Thursday, October 9, 2014

Erasing a community

I was standing at coffee hour, drinking my tea, and chatting with a fellow parishioner, a sweet lady. As we were watching the two guys up front clean up the worship space, she turned to me and said, “Why do those people have to come here? I understand they can't help being gay, but can't they go find their own space?”

I found out what mug handles are really for, that morning. They're to prevent you dropping hot liquids when you're so shocked you forget to hold on.

“Would it be fair,” I said, “if they said the same thing about people who didn't like them? That people like you who didn't like gays needed to go find their own church and weren't welcome here, in the place you've made your home?”

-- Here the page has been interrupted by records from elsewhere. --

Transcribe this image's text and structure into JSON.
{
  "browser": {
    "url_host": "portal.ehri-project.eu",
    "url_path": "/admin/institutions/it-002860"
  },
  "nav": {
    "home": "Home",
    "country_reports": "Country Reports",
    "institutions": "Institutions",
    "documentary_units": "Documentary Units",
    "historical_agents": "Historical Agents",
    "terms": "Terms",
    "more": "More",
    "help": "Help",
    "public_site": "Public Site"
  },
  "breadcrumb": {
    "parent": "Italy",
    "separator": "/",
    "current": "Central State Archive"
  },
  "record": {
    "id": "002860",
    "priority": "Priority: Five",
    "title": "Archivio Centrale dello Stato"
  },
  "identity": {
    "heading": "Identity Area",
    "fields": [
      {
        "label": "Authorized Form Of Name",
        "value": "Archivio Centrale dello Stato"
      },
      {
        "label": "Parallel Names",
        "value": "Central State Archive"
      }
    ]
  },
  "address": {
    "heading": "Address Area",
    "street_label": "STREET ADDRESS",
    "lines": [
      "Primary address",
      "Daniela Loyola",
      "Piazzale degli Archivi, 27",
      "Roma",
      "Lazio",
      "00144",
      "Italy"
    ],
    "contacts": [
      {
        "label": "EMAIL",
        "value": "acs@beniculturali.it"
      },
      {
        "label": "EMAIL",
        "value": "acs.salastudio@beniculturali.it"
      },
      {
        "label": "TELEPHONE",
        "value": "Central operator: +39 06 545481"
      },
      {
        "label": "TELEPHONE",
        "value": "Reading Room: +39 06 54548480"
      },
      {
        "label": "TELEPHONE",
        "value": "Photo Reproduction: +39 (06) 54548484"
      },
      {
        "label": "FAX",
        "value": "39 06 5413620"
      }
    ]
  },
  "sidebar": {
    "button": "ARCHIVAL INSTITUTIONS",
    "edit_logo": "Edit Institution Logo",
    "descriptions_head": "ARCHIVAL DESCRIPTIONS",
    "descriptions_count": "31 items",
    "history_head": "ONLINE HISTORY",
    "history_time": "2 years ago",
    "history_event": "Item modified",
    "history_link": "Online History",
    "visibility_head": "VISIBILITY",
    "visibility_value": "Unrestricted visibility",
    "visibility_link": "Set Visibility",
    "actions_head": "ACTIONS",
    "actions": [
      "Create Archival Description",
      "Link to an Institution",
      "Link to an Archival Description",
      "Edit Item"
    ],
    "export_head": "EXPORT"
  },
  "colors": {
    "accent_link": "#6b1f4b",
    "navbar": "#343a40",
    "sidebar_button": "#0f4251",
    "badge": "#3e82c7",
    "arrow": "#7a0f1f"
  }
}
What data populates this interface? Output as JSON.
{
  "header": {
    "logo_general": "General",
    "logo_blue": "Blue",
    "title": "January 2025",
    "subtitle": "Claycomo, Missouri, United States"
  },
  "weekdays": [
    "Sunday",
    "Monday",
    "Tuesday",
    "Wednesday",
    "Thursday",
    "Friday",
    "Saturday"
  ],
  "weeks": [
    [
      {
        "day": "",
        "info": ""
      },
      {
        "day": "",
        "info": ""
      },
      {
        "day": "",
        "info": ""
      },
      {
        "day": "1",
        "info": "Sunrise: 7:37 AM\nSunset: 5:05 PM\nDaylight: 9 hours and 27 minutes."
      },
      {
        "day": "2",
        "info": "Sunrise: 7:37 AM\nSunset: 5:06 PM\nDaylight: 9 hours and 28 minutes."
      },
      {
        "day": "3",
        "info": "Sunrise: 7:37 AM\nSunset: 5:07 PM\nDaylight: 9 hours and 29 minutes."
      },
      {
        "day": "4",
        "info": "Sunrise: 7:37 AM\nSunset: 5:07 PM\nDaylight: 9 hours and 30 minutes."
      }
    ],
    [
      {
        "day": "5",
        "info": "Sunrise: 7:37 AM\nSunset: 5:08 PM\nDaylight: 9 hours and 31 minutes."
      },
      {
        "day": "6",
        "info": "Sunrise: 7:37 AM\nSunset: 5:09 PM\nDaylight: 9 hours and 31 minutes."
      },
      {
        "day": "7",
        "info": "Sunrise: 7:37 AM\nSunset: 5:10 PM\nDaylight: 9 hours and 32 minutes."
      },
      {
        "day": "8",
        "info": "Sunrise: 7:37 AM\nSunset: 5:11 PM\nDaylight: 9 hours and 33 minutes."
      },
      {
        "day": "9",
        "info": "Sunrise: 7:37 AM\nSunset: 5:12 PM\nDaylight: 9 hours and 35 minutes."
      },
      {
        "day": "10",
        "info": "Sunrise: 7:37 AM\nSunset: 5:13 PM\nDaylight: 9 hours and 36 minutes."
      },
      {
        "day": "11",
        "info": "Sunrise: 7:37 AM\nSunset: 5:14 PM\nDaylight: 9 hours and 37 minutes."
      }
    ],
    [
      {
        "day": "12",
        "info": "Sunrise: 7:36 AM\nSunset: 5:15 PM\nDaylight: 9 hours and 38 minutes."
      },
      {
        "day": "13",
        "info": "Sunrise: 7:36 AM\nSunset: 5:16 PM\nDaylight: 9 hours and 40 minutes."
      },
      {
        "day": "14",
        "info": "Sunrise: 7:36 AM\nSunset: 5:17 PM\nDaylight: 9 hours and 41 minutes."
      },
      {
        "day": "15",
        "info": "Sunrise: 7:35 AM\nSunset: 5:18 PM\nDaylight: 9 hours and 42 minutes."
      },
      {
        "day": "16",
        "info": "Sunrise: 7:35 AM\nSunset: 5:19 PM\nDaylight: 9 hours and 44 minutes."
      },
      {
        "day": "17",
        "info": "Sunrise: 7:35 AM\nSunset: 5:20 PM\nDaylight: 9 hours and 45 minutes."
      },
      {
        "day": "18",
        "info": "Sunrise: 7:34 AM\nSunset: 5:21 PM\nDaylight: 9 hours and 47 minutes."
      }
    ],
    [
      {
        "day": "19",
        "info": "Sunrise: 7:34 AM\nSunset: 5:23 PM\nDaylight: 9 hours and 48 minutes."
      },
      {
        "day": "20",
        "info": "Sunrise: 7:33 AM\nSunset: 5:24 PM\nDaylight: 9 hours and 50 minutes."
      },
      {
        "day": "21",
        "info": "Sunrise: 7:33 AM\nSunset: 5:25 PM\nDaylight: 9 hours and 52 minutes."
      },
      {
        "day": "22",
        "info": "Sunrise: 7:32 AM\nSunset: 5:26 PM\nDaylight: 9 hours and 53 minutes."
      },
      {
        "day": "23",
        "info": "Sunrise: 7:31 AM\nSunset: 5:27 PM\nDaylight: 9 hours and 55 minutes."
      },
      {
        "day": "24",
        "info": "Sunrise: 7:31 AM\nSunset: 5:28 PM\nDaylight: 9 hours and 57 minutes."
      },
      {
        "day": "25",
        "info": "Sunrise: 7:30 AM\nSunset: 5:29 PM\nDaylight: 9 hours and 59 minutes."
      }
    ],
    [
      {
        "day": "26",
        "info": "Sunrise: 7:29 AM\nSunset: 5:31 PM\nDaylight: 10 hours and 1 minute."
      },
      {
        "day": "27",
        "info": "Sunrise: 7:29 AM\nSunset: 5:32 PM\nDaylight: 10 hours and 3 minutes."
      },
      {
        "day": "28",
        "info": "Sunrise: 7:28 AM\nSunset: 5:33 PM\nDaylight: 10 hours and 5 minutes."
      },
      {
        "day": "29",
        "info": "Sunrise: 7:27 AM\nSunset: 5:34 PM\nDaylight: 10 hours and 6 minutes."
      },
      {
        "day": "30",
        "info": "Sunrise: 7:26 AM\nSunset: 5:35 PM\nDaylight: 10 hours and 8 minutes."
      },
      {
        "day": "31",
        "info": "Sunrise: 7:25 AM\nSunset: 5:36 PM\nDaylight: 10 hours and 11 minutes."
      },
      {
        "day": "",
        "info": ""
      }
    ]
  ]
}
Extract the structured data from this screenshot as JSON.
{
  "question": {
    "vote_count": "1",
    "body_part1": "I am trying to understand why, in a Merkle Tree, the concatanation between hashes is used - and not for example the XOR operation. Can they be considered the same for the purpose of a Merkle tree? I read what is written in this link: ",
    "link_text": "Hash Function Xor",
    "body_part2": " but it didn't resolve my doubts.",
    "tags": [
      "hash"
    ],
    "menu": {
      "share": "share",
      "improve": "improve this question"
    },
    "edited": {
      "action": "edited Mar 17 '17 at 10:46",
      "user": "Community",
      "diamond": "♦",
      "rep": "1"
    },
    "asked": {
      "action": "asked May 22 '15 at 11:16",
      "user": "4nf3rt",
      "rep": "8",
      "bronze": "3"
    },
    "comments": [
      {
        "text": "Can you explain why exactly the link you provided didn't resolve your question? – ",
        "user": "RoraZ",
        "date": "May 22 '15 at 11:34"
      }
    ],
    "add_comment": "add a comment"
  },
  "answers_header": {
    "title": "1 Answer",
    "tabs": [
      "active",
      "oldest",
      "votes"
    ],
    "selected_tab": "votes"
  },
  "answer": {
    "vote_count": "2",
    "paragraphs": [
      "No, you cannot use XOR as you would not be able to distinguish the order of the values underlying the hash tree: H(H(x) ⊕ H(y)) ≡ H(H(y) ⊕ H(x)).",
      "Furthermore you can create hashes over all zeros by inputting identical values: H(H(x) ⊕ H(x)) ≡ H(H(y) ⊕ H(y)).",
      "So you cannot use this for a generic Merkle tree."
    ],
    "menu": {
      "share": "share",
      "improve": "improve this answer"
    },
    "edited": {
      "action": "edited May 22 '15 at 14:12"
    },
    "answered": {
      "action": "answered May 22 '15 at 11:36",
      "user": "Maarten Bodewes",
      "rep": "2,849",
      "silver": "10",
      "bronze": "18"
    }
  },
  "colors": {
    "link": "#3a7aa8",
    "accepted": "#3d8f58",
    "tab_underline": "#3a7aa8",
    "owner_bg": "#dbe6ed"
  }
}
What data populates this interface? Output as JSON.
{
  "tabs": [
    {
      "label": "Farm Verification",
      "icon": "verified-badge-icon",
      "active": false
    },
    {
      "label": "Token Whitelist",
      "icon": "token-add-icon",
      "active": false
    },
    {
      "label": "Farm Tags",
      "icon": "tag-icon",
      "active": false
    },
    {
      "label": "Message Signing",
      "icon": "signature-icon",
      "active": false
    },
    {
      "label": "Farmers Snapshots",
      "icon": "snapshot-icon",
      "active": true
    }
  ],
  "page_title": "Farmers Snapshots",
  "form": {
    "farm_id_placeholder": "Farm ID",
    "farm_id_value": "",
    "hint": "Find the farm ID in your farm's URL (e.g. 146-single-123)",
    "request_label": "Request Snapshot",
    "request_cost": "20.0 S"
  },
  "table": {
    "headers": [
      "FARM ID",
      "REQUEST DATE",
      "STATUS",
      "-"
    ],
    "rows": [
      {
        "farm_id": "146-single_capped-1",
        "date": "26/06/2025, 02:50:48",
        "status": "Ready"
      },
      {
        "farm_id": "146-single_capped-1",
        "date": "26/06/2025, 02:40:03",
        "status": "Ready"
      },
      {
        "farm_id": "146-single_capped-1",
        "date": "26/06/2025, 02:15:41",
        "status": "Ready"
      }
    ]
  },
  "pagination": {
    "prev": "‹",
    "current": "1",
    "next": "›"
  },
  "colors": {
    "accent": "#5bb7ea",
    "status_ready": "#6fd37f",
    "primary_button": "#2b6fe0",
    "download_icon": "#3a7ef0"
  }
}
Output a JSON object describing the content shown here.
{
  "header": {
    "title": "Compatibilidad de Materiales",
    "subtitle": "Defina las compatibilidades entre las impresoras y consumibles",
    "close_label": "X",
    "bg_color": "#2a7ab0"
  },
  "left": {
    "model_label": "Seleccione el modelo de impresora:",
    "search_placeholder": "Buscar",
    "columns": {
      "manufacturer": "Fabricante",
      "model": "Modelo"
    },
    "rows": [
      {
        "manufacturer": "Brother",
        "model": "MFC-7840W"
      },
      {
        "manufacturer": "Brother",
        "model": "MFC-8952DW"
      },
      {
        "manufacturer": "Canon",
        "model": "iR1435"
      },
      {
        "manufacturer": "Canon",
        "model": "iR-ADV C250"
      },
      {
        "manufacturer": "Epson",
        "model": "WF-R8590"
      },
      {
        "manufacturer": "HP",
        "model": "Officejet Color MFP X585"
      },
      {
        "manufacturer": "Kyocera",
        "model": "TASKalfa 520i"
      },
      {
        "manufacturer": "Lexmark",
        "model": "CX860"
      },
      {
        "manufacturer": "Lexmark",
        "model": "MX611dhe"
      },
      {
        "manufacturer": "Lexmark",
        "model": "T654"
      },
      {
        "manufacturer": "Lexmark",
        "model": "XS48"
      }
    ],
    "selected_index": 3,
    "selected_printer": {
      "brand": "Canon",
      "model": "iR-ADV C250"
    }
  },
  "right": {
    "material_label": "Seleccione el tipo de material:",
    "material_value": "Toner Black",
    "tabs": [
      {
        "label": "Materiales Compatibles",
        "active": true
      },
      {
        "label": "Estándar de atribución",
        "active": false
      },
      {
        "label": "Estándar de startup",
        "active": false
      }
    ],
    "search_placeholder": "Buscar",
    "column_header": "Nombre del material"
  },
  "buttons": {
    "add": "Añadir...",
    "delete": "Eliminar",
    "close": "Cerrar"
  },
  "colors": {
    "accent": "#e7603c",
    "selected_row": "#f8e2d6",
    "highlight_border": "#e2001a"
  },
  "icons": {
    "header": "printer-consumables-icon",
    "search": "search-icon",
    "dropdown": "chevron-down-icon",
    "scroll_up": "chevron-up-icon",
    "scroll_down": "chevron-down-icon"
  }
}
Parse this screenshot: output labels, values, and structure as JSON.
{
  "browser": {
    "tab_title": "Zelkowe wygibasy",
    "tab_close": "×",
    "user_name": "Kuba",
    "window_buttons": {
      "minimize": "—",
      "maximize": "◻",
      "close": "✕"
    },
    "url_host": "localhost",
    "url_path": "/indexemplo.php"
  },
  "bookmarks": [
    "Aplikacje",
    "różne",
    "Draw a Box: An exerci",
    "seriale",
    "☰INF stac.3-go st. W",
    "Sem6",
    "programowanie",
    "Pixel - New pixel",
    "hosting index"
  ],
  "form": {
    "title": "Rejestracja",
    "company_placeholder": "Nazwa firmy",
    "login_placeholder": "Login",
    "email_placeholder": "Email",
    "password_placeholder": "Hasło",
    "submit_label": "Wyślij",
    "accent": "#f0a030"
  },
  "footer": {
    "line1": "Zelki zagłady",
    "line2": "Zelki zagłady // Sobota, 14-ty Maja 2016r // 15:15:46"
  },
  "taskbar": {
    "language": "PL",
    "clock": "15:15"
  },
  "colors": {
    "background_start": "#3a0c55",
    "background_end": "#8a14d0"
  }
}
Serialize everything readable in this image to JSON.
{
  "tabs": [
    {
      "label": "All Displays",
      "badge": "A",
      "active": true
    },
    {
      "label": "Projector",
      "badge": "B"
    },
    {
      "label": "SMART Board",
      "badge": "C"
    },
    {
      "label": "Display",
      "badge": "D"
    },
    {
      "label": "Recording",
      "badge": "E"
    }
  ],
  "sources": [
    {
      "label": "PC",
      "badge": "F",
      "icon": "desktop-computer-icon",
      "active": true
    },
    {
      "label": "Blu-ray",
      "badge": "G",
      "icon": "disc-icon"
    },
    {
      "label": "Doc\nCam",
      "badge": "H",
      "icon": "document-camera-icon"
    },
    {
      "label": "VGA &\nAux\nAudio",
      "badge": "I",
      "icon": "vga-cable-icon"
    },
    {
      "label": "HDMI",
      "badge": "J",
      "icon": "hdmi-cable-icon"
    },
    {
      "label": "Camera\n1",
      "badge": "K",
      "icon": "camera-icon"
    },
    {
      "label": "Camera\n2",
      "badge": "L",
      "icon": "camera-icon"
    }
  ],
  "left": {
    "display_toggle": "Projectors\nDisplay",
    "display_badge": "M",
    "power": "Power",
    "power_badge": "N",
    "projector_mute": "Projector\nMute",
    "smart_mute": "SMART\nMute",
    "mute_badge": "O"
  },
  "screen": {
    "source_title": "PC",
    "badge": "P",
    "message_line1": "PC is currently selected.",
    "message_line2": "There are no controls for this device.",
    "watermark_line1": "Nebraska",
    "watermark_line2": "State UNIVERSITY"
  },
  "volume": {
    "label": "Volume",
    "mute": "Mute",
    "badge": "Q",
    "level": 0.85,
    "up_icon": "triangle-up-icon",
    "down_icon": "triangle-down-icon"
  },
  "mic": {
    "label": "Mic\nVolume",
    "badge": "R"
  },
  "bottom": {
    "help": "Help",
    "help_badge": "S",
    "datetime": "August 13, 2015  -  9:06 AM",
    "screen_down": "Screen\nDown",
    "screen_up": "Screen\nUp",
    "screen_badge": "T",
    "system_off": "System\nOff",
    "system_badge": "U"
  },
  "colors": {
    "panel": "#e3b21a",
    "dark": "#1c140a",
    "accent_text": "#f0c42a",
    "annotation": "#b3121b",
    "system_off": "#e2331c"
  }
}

“Well, no, but that's not the point. They're the ones who are different!”

I backed up and found an excuse to get out of that conversation, reeling. Because I knew she was more conservative than I am, that she and her husband belong to one of the more 'evangelical' groups in the Episcopal Church, but it still hit me like a ton of bricks that she would rather “they” would just go away, and leave her the territory of her church undisturbed. Erase them.

About a year earlier, when we were talking about our participation in Pride events, another older woman said, “Gays and lesbians I'm ok with, but I don't agree with this affirmation of Bi-people. They should just pick one!” I looked at her daughter, who was very carefully not making eye contact with anyone, embarrassed. I wondered how many people in the room knew that before the daughter's marriage, at one point she'd identified as bi. From the tone, her mother wasn't one of them.

These were both in a parish, in a community, that explicitly identifies as LGBT-friendly, with signs and rainbows and affiliations. All I could think was, “but this is supposed to be a safe space!”

Both of these women, who I believe try their very best to be the best people they can be, the most Godly people they can be, want 'those people' to stop making them uncomfortable, because the existence of the LGBT community inside the church challenges ideas and biases long held.

Erasure is a topic frequently covered by social justice activists of all stripes. What can be erased from view, what can be glossed over or excused as a one-time or not that bad or not really that good? Make that which challenges drop from view to maintain the status quo.

It's something I've been pondering for the last couple of months and esp this week, listening to people, allies and advocates and activists, celebrating the progression of same sex marriage across the country. I'm very happy for my friends, that they are no longer denied a basic civil right, that in 30 states (and possibly more this week, depending on what happens with the 9th circuit) they can marry their partner. But what about the people who can't? Or who won't?

There's an entire community of people for whom marriage is not the answer, or even an answer, at least in it's current configuration, and we in the church are particularly guilty of focusing on marriage as the Big Thing, forgetting, ignoring, erasing a large portion of the congregation and their equality.

Half of LGBT people identify as Bisexual*. A couple of different places I've heard disparaging remarks from gay or allied clergy, not just laity, about how bi people should just choose one, or that they're just confused, or it's a stage. That people who are "actively bisexual" are hurting the cause of gay rights. How it's not fair that they can "pass" in either community, with the implication that they're no better than double agents.

The comment about being "actively bi" made me angriest. That it came from clergy in the community was the worst. What does that even mean? Does it mean that someone can't date a guy, then a girl, then another guy, if they're out in the dating pool? Or that they can't have a boyfriend *and* a girlfriend at the same time? That they have to get married to one or the other, sooner rather than later, and ignore the fact that they might like both? That they have to "make a choice"? What happens if they don't, if they chose to not get married, or if they choose to acknowledge that men and women are both attractive, that restricting themselves to one or the other is a denial of who they are, who they were made to be?

Will the church still support the right to not choose then?

Bi people exist, they exist in our communities, and yes, they may be "passing", but if these are the attitudes in evidence when they do come out, is it any wonder the closet is still full?

This is destructive of lives and relationships, esp in places that are otherwise open and affirming to the queer communities. And while I know how lucky I am to be in a denomination that has stated full equality of all persons regardless of sexual orientation as a goal, this isn't how we do it, telling people that to be a Christian, they must hide their orientation (and possibly their partners) under a basket. We learned that already, with our gay and lesbian clergy.